boy is taken by a health professional during a nucleic acid test for COVID-19 at a private testing site in Beijing on January 17 after a 26-year-old woman tested positive in the city
Beijing had already announced that no fans from outside China would be allowed into the events – in part due to the country’s weeks-long quarantine requirements – but they had promised to admit domestic audiences.
Those plans were scrapped by organizers on Monday, however, as China reported 127 new local infections just two weeks before the Winter Olympics were set to begin.
Monday’s announcement on the organizing committee’s website confirmed expectations that the Winter Games would have few spectators at the venues, under even stricter conditions than imposed at last year’s Summer Olympics in Tokyo.
Travel restrictions to Beijing have been tightened, requiring all visitors to present recent negative test results, as China faces multiple nationwide outbreaks.
A health worker (L) takes a swab from a man to test for Covid-19 on January 20 in Beijing

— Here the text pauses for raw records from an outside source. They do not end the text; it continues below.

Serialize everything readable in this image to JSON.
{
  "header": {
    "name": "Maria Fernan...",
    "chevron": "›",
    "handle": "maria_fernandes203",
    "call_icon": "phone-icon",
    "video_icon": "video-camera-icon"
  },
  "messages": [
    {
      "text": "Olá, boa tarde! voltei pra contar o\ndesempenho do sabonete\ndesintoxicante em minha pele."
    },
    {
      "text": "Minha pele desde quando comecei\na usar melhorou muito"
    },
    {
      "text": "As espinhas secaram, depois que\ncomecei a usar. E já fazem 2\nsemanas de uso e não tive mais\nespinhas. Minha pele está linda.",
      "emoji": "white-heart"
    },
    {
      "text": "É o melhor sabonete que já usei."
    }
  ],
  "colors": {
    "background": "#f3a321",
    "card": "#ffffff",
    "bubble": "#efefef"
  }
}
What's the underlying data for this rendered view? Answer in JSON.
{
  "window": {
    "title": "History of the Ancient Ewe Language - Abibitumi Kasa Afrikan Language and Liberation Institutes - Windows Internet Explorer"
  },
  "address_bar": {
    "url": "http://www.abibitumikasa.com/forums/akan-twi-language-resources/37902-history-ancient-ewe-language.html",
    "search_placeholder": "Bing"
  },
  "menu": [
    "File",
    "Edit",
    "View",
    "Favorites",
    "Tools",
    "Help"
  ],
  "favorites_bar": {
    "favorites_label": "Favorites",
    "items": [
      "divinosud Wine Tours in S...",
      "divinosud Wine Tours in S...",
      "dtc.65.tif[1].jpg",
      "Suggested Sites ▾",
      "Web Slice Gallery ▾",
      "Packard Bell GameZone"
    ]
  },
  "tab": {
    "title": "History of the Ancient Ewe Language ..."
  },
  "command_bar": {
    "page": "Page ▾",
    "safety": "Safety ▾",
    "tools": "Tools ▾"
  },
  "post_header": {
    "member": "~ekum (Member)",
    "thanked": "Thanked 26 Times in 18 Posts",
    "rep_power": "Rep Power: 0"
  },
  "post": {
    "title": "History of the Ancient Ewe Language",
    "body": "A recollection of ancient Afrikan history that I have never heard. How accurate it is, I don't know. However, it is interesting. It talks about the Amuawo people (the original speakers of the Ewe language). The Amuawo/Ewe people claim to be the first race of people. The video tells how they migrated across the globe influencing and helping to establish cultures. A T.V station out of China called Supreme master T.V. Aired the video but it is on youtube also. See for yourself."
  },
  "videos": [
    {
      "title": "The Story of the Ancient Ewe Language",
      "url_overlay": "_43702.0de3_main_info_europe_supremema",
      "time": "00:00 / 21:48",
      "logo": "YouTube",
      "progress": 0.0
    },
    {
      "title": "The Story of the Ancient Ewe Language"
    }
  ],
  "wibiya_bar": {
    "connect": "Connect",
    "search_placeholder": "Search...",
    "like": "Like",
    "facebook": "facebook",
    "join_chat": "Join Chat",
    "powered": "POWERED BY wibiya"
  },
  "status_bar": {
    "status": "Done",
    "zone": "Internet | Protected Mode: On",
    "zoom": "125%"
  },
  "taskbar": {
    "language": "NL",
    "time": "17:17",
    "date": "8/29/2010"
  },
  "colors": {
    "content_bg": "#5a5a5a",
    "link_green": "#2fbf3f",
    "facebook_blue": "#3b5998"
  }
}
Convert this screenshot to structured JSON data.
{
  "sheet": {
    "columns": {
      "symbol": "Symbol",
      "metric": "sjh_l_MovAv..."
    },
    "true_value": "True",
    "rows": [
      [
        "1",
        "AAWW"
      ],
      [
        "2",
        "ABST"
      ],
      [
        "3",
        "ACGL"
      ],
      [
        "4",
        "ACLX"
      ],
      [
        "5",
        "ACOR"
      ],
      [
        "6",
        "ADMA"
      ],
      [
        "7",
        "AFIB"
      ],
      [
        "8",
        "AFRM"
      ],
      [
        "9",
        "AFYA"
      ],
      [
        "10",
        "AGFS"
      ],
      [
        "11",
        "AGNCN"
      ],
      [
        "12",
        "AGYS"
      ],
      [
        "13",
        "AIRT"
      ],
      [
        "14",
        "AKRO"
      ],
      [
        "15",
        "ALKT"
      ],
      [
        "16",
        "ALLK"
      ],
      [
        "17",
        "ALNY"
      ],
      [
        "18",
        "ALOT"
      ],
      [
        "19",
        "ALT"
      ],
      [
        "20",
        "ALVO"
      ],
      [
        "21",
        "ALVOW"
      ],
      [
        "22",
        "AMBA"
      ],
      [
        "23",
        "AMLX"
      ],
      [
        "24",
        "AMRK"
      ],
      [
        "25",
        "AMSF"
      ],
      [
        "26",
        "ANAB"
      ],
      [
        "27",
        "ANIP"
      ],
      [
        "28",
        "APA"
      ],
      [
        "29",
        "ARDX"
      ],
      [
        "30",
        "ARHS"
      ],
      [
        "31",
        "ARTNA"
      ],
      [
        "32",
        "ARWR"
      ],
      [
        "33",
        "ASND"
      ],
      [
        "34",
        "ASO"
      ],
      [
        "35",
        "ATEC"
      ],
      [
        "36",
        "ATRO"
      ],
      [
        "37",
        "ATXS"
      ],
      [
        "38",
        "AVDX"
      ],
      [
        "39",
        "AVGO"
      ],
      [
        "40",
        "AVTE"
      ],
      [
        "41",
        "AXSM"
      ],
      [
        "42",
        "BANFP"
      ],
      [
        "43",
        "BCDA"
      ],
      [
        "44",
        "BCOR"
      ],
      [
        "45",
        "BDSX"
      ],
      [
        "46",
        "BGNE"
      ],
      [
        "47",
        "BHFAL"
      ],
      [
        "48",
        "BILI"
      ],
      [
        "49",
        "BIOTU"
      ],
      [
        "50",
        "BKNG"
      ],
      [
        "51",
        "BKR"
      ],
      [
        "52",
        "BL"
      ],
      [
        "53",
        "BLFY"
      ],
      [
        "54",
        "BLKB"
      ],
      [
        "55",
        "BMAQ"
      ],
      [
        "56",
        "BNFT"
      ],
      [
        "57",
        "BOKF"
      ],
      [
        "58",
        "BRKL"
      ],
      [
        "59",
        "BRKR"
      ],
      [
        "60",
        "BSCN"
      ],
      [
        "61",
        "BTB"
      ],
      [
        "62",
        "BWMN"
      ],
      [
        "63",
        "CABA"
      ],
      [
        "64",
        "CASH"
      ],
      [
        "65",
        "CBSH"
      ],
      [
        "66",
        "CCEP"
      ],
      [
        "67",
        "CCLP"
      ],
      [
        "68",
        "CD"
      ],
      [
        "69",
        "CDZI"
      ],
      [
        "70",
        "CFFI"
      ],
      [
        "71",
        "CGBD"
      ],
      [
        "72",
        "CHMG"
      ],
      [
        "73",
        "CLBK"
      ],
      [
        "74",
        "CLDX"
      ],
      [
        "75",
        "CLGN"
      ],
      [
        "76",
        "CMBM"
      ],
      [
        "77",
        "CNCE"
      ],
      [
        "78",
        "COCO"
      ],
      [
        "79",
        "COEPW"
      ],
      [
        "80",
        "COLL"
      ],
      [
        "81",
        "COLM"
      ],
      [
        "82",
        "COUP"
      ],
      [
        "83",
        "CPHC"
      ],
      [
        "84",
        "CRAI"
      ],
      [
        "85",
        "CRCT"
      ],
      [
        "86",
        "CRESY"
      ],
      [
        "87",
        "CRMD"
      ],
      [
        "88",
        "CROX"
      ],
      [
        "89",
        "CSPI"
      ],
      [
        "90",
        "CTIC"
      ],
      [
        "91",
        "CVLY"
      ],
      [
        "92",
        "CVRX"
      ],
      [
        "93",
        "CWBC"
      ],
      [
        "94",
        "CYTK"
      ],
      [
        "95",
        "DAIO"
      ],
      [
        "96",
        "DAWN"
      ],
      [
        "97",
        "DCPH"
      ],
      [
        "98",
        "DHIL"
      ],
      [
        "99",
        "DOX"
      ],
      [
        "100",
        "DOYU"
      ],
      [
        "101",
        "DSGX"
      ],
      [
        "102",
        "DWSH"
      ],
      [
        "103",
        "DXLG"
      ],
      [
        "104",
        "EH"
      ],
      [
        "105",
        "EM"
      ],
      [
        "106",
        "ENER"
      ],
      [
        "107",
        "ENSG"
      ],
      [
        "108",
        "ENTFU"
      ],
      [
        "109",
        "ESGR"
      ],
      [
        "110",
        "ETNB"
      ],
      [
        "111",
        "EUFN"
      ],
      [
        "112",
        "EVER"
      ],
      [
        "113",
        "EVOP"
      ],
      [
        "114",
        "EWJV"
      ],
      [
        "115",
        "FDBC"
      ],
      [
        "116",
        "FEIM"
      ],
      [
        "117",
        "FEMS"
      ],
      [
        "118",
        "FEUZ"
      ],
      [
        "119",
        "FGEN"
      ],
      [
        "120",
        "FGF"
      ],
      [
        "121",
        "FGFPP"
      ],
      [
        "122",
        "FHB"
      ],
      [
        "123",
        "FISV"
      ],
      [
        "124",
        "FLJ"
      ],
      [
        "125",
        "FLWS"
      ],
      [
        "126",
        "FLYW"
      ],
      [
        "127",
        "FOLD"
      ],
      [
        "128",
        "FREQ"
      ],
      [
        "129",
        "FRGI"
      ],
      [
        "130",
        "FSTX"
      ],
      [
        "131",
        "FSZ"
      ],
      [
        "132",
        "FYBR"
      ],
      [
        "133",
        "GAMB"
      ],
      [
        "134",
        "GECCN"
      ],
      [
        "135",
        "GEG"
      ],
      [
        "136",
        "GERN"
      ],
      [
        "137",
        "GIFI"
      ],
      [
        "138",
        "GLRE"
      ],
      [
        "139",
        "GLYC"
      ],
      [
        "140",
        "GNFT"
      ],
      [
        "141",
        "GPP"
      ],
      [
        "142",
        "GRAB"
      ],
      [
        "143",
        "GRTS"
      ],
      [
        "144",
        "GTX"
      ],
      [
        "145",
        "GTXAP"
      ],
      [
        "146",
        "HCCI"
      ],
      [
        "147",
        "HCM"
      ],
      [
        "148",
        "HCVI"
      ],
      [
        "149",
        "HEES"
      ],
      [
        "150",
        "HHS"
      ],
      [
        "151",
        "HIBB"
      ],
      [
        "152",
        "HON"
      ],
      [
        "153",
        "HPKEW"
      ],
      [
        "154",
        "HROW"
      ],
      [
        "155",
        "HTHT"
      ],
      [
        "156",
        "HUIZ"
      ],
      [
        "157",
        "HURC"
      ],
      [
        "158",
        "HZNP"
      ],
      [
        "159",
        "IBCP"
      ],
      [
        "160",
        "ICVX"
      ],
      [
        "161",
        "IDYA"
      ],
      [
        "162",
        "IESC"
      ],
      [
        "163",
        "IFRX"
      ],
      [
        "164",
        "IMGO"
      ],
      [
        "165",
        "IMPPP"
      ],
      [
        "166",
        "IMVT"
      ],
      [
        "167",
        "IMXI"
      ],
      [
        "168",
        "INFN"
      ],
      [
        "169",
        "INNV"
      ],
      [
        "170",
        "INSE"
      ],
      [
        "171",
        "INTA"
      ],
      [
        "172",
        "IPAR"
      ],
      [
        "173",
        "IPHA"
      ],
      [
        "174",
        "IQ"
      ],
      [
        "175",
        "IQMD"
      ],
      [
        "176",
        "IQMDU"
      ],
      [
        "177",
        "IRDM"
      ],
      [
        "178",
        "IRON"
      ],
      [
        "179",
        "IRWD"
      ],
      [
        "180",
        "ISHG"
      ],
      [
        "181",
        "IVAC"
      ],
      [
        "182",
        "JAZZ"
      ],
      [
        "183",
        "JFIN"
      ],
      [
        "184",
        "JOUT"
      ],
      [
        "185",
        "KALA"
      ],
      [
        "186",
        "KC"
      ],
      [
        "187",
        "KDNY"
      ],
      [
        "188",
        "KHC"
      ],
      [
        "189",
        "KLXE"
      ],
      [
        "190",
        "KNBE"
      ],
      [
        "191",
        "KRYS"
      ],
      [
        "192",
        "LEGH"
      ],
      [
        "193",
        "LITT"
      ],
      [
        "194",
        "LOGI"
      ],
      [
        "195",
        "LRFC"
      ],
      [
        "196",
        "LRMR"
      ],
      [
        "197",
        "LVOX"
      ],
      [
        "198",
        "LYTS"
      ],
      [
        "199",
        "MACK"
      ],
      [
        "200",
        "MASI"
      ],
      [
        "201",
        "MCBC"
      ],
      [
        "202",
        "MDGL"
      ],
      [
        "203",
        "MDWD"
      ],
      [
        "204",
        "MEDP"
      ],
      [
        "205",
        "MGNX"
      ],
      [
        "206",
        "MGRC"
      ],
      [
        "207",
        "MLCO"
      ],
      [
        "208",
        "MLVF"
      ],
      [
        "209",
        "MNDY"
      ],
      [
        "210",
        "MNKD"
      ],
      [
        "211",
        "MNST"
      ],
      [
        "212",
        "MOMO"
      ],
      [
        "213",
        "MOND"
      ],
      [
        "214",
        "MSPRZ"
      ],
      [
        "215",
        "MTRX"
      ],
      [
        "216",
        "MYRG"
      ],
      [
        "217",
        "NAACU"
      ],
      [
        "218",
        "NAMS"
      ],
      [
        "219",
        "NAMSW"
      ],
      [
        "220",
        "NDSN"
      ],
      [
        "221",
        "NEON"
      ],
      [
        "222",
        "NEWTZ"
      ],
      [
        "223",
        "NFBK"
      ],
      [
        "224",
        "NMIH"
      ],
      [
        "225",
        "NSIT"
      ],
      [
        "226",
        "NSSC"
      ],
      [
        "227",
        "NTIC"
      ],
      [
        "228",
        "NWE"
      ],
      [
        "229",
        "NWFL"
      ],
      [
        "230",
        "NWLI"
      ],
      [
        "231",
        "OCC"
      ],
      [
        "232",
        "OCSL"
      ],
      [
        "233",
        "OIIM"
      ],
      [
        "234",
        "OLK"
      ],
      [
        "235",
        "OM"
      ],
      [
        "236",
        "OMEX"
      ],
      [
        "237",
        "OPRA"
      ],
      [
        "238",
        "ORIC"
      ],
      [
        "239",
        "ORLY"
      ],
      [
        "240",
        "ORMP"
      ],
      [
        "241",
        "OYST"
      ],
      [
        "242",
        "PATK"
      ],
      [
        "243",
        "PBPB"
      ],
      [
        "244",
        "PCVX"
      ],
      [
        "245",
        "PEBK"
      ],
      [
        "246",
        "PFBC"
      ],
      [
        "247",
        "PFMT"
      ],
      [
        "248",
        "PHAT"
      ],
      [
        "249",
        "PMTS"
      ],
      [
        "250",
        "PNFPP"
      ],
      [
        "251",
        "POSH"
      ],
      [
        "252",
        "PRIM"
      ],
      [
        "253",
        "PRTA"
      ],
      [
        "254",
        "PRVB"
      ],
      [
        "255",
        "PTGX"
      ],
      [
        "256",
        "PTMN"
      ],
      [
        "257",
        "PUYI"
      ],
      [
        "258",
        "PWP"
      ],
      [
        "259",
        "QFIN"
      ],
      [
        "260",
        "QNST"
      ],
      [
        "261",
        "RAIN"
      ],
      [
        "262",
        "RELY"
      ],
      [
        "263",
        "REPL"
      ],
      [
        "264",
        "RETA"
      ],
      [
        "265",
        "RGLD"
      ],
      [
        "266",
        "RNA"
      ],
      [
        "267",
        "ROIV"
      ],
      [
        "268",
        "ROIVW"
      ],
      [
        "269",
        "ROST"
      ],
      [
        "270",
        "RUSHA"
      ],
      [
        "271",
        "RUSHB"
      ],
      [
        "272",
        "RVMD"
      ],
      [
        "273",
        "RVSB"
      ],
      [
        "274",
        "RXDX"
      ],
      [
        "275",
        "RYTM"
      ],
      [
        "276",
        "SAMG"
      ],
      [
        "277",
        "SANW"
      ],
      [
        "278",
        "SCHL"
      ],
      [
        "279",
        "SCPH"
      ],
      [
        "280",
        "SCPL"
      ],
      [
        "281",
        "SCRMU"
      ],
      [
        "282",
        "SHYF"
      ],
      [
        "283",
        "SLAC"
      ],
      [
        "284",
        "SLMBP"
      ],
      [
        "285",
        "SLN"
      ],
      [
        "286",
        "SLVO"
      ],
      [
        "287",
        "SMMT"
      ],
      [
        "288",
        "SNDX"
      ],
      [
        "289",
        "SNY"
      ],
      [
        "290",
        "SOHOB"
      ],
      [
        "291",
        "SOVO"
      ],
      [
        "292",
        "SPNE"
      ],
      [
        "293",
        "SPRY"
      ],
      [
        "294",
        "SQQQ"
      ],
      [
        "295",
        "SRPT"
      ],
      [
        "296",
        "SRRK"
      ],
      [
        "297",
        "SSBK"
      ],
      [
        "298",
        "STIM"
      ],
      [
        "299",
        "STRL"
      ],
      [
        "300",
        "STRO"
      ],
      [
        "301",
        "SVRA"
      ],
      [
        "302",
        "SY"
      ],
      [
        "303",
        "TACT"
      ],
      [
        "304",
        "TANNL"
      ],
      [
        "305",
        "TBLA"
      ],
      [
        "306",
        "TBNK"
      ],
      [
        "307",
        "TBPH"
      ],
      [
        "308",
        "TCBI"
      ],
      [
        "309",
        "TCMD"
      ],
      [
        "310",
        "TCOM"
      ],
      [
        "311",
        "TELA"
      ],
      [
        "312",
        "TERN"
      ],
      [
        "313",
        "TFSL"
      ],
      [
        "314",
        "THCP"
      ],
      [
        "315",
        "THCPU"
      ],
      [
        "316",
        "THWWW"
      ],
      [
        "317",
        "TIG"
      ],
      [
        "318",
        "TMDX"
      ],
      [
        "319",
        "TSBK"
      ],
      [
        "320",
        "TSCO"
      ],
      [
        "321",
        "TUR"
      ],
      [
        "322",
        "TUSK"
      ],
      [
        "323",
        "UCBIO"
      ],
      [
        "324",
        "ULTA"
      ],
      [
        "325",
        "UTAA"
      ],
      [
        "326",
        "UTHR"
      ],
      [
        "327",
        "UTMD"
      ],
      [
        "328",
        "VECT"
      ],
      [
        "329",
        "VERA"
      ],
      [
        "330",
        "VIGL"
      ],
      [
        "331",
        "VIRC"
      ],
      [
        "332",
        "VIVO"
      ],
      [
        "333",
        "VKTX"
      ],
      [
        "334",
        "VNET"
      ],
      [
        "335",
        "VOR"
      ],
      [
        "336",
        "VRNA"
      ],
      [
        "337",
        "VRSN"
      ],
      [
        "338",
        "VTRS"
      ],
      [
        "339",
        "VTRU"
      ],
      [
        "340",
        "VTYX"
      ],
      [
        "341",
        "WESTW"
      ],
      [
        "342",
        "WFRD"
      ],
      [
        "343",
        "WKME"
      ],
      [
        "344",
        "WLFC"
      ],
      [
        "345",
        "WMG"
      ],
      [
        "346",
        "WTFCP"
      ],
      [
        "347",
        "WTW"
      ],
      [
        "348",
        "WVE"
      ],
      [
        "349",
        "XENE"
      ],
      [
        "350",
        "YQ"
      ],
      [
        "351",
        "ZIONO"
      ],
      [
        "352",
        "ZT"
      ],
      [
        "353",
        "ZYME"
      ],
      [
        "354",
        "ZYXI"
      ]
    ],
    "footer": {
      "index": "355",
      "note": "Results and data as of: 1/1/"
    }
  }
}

Outside Beijing, several million people remain incarcerated as part of China’s “zero-tolerance” approach to the pandemic that has been attributed to preventing outbreaks on the scale of the US and other countries.
The number of new cases has fallen significantly in recent days due to strict adherence to masks, travel restrictions and school closures, along with vaccination rates now above 85 percent.
Some medical experts fear that lack of exposure to the virus could harm the Chinese population’s ability to deal with future waves of infection.
The Winter Games have been beset by similar political controversies, as well as medical considerations.
Six weeks ago, the US, UK and several allies said they would not send dignitaries to attend the Games to protest human rights abuses by the Communist Party regime.
Athletes have been threatened by the organizing committee with “certain penalties” for saying or doing anything that would offend their Chinese hosts, while several delegations urged anyone going to Beijing to bring “burner” phones instead of their personal ones. devices could be compromised due to concerns about their personal information.
The National Hockey League called uncertainty caused by the pandemic to keep all its players from the Olympic tournament.
And earlier this week, US broadcaster NBC said it will not send announcement teams to China, citing the same virus concerns that emerged when the network withdrew most of its broadcasters from the Tokyo Games.